PROVIDED ENTRIES: Begin
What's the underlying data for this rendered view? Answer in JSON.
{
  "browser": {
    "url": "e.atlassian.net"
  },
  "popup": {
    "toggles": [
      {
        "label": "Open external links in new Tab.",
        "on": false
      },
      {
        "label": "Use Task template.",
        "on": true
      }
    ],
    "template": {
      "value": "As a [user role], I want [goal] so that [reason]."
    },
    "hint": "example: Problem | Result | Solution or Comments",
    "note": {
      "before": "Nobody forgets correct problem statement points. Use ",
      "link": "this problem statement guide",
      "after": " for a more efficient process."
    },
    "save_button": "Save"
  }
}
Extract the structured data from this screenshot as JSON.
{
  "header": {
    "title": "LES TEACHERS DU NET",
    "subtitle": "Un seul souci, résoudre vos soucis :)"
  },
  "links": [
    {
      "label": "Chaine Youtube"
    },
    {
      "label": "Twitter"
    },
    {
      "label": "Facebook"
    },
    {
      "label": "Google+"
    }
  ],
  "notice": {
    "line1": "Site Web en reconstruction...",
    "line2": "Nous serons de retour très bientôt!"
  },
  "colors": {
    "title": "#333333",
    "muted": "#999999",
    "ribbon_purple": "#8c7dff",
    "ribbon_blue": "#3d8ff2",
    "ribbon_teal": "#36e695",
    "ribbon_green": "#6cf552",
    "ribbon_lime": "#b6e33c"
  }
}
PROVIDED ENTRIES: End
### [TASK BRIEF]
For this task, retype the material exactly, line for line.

### [TASK ANSWER]
What's the underlying data for this rendered view? Answer in JSON.
{
  "browser": {
    "url": "e.atlassian.net"
  },
  "popup": {
    "toggles": [
      {
        "label": "Open external links in new Tab.",
        "on": false
      },
      {
        "label": "Use Task template.",
        "on": true
      }
    ],
    "template": {
      "value": "As a [user role], I want [goal] so that [reason]."
    },
    "hint": "example: Problem | Result | Solution or Comments",
    "note": {
      "before": "Nobody forgets correct problem statement points. Use ",
      "link": "this problem statement guide",
      "after": " for a more efficient process."
    },
    "save_button": "Save"
  }
}
Extract the structured data from this screenshot as JSON.
{
  "header": {
    "title": "LES TEACHERS DU NET",
    "subtitle": "Un seul souci, résoudre vos soucis :)"
  },
  "links": [
    {
      "label": "Chaine Youtube"
    },
    {
      "label": "Twitter"
    },
    {
      "label": "Facebook"
    },
    {
      "label": "Google+"
    }
  ],
  "notice": {
    "line1": "Site Web en reconstruction...",
    "line2": "Nous serons de retour très bientôt!"
  },
  "colors": {
    "title": "#333333",
    "muted": "#999999",
    "ribbon_purple": "#8c7dff",
    "ribbon_blue": "#3d8ff2",
    "ribbon_teal": "#36e695",
    "ribbon_green": "#6cf552",
    "ribbon_lime": "#b6e33c"
  }
}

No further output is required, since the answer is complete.